February 28, 2014 Last Updated 8:05 am

Tablets in education: former L.A. schools superintendent says using bonds to buy iPads illegal

More school districts are bringing tablets to the classroom. It is a good goal to bring technology into schools, the question many school districts are facing is how to pay for it, and how to implement it.

On the vendor side of things, selling tablets to schools is often big business. Amplify, which sells cheap Android tablets to school districts, is still trying to make good on its sale to Guilford schools following incidents of melting chargers and cracked tablets.

On the school administration side, bring tablets to classroom is often seen as a major achievement for the district. The question is how to do it: all at once for every classroom, and incrementally.

iPad-education-lg

From Apple’s own education site for the iPad

In Los Angeles, schools Superintendent John Deasy is pushing on with efforts to introduce iPads to 38 more school campuses, part of a $1 billion tech initiative.
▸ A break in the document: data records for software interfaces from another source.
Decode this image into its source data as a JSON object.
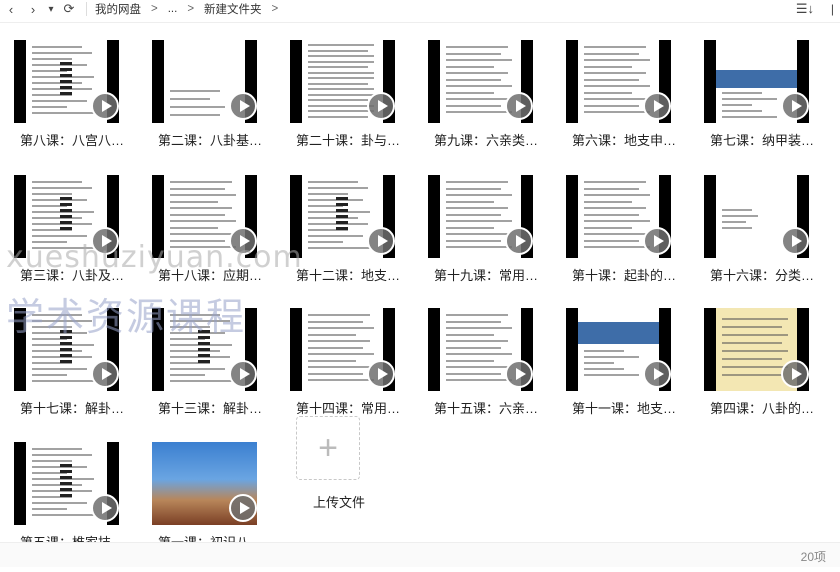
{
  "toolbar": {
    "back_icon": "‹",
    "forward_icon": "›",
    "dropdown_icon": "▾",
    "refresh_icon": "⟳",
    "breadcrumb": [
      "我的网盘",
      "...",
      "新建文件夹"
    ],
    "crumb_sep": ">",
    "sort_icon": "☰↓",
    "more_icon": "|"
  },
  "files": [
    {
      "label": "第八课：八宫八…",
      "thumb": "doc"
    },
    {
      "label": "第二课：八卦基…",
      "thumb": "diagram"
    },
    {
      "label": "第二十课：卦与…",
      "thumb": "table"
    },
    {
      "label": "第九课：六亲类…",
      "thumb": "text"
    },
    {
      "label": "第六课：地支申…",
      "thumb": "text"
    },
    {
      "label": "第七课：纳甲装…",
      "thumb": "bluetable"
    },
    {
      "label": "第三课：八卦及…",
      "thumb": "doc"
    },
    {
      "label": "第十八课：应期…",
      "thumb": "text"
    },
    {
      "label": "第十二课：地支…",
      "thumb": "doc"
    },
    {
      "label": "第十九课：常用…",
      "thumb": "text"
    },
    {
      "label": "第十课：起卦的…",
      "thumb": "text"
    },
    {
      "label": "第十六课：分类…",
      "thumb": "sparse"
    },
    {
      "label": "第十七课：解卦…",
      "thumb": "doc"
    },
    {
      "label": "第十三课：解卦…",
      "thumb": "doc"
    },
    {
      "label": "第十四课：常用…",
      "thumb": "text"
    },
    {
      "label": "第十五课：六亲…",
      "thumb": "text"
    },
    {
      "label": "第十一课：地支…",
      "thumb": "bluehead"
    },
    {
      "label": "第四课：八卦的…",
      "thumb": "yellowtable"
    },
    {
      "label": "第五课：椎家技…",
      "thumb": "doc"
    },
    {
      "label": "第一课：初识八…",
      "thumb": "photo"
    }
  ],
  "upload": {
    "icon": "+",
    "label": "上传文件"
  },
  "status": {
    "count": "20项"
  },
  "watermark": {
    "line1": "xueshuziyuan.com",
    "line2": "学术资源课程"
  },
  "colors": {
    "thumb_border": "#000000",
    "play_button": "#6e6e6e"
  }
}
In January, the school board approved moving forward with the program after an initial trial at 47 schools. But the use of iPads, versus cheap tablets, has been controversial due to both the cost of the devices – the school district is paying $768 per iPad – and where the money to fund the effort is coming from – school construction bonds.

William J. Johnston, the former L.A. schools superintendent, yesterday said that funding a tablet effort through school bonds was illegal, according to the L.A. Times. His objection is not about tablets, per se, but about what the bonds are meant to fund – long term construction.

“iPads are known to last for approximatey three years,” Johnston wrote to the committee overseeing the program. “New developments and technology will make them obsolete, requiring replacements. School bonds are designed to buy property, build schools, equip schools with lasting equipment. School bonds are paid for over a 25-year period.”

Johnson has a valid point. But when considering such a massive program there may not be another source of funding large enough to cover a school district the size of the Los Angeles Unified School District. LAUSD is the second largest school district in the nation, with over 650,000 students, and over 30,000 teachers, and 1,124 schools to administer.

When public schools are in such massive disrepair it is hard to argue with those that say funds should go to fixing drinking fountains and repairing classrooms. But adding iPads to the classroom directly effects the teaching situation. The question remains for many districts whether to allow themselves to be sold by vendors offering cheap goods, or whether they will develop their own programs, fully educated themselves in the device choices and the pricing, so they can make intelligent decisions that can be presented and defended to the public – and parents, in particular.

  • umbrarchist 3 years ago

    Yeah spend at least twice as much money for what Android tablets can accomplish and have greater choice of products.

    How about multiple identical products. The HP Slate 7 Extreme is just another version of the Tegra 4 Note 7. Which iPad has a stylus to write with?